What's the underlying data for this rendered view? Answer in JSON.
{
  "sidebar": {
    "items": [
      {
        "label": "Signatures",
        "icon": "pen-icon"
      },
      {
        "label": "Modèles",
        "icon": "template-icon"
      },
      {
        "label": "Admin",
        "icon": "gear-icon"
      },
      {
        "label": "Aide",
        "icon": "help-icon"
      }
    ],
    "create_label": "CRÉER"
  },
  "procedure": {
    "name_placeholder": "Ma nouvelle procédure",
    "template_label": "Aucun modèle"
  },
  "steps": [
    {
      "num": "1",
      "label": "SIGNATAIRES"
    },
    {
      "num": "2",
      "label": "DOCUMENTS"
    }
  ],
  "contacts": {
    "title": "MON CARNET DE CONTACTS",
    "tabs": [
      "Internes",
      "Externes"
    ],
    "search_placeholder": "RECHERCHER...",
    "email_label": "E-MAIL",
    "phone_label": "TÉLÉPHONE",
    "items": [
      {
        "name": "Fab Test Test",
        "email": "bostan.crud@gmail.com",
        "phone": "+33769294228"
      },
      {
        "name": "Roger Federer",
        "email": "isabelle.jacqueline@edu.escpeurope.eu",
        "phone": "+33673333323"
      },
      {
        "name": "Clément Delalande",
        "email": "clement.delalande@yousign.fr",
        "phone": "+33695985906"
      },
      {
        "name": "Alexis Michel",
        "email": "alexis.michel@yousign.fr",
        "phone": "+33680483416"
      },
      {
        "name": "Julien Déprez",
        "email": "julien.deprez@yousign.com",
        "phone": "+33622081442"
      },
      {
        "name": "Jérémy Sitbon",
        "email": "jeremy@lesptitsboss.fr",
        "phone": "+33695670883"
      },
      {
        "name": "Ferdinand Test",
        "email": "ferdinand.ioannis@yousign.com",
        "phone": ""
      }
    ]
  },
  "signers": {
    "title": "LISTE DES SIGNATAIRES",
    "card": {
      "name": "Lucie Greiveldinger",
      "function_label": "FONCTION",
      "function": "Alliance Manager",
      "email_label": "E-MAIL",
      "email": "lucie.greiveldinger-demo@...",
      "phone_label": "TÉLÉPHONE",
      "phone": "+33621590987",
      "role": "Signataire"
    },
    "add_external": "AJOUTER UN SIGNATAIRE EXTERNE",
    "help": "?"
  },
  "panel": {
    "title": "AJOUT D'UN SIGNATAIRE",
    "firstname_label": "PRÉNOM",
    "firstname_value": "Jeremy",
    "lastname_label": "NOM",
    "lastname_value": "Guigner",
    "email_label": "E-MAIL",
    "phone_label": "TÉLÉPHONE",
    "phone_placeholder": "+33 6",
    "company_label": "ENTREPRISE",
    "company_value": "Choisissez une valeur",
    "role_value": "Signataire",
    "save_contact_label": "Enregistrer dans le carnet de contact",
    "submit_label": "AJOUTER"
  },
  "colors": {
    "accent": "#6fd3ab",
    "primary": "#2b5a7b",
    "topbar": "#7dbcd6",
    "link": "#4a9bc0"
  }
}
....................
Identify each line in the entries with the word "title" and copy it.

    "title": "MON CARNET DE CONTACTS",
    "title": "LISTE DES SIGNATAIRES",
    "title": "AJOUT D'UN SIGNATAIRE",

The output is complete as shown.